So,
c=2 (again) and c = 1 - a
...and that is all the solutions, for any integer a. [a!=0]

x=a+1 y=a^2+a
x=a-1 y=a-a^2
x=2a y=2a
x=a-a^2 y=a-1
10. 01 Jul '12 22:571 edit
Originally posted by SwissGambit
No one has posted the generic solution yet, so here it goes.

Solving the initial equation for y, we get:
y=ax/(x-a) [x!=0, y!=0]
to get a whole number for y, x = a+1 or a-1, or
x is some multiple of a, say ca. then
y=ca^2/(ca-a)
=ca^2/a(c-1)
=ca/(c-1)
...such that the fraction makes a whole number
obviousl ...[text shortened]...

x=a+1 y=a^2+a
x=a-1 y=a-a^2
x=2a y=2a
x=a-a^2 y=a-1
Generalising talzamir's approach

1/x + 1/y = 1/a
0 = xy - ax - ay
a^2 = xy - ax - ay + a^2
a^2 = (x - a) (y - a)

So take all the ways of factoring a^2 into two integers, and in each case add A to each factor to get x and y.

Lets try 1/x + 1/y = 1/6

6^2 is 36 = 2*2*3*3

So factorisations are:
1*36,2*18,3*12,4*9,6*6, plus all of those combos again with both numbers negated
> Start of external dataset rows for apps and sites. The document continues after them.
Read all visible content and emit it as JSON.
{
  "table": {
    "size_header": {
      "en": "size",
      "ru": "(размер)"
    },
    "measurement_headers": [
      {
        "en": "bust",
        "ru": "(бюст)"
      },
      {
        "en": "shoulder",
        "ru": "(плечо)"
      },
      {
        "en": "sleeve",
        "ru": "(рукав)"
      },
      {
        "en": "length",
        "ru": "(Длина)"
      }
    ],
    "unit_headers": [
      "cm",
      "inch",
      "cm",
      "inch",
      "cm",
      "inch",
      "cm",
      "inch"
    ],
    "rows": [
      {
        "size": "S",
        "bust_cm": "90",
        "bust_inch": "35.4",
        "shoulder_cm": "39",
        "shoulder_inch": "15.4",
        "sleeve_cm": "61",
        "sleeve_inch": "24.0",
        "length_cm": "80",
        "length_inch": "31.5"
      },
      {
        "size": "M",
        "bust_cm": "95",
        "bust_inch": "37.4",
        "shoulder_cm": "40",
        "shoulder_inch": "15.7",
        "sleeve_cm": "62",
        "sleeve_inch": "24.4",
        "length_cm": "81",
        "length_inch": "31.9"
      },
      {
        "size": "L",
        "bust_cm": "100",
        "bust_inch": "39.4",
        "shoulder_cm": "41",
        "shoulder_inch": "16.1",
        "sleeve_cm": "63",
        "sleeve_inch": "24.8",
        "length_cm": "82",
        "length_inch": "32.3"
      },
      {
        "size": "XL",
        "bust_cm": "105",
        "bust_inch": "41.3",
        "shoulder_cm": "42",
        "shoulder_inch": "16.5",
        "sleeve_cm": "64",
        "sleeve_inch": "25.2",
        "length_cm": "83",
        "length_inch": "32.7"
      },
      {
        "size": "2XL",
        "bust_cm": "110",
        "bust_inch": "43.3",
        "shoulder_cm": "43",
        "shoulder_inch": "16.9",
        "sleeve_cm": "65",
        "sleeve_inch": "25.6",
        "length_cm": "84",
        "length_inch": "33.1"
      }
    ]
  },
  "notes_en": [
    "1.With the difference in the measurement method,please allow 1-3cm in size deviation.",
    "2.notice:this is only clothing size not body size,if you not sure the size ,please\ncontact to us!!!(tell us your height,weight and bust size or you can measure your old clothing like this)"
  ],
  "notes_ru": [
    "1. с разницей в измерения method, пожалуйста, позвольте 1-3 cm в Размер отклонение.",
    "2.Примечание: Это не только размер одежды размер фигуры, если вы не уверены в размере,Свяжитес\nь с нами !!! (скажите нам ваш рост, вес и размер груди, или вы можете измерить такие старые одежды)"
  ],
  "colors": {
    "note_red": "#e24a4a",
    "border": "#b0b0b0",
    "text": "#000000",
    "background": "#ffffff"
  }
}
Giving the combinations x&y of:
1/2-1/3
1/3-1/6
1/4-1/12
1/5-1/30
1/7+1/42
1/8+1/24
1/9+1/18
1/10+1/15
1/12+1/12
11. SwissGambit
Caninus Interruptus
02 Jul '12 00:282 edits
Originally posted by iamatiger
Generalising talzamir's approach

1/x + 1/y = 1/a
0 = xy - ax - ay
a^2 = xy - ax - ay + a^2
a^2 = (x - a) (y - a)

So take all the ways of factoring a^2 into two integers, and in each case add A to each factor to get x and y.

Lets try 1/x + 1/y = 1/6

6^2 is 36 = 2*2*3*3

So factorisations are:
1*36,2*18,3*12,4*9,6*6, plus all of those c ...[text shortened]... y of:
1/2-1/3
1/3-1/6
1/4-1/12
1/5-1/30
1/7+1/42
1/8+1/24
1/9+1/18
1/10+1/15
1/12+1/12
Yeah, I guess mine only works when a is a prime number.

Jeez, and I missed -110, 10. Really cocked this up. ðŸ˜ž
12. 02 Jul '12 07:34
And, there is no instantaneous way to find out the number of ways of factoring a number (otherwise there would be an instant way of finding prime numbers).
13. 02 Jul '12 07:41
Originally posted by SwissGambit
Yeah, I guess mine only works when a is a prime number.

Jeez, and I missed -110, 10. Really cocked this up. ðŸ˜ž
No, you got -110,10

that is your:
x=a-a^2 y= a-1

don't despair! ðŸ™‚
14. SwissGambit
Caninus Interruptus
02 Jul '12 18:20
Originally posted by iamatiger
No, you got -110,10

that is your:
x=a-a^2 y= a-1

don't despair! ðŸ™‚
Oh dear. I have to have missed something because I should have five solutions.

So which one did I not swap x and y for?

x=a^2+a y=a+1

x=132, y=12

Yeah, that's the one I missed. I guess I should have read your earlier post. You had five solutions. I should have known my generalization was wrong just from that.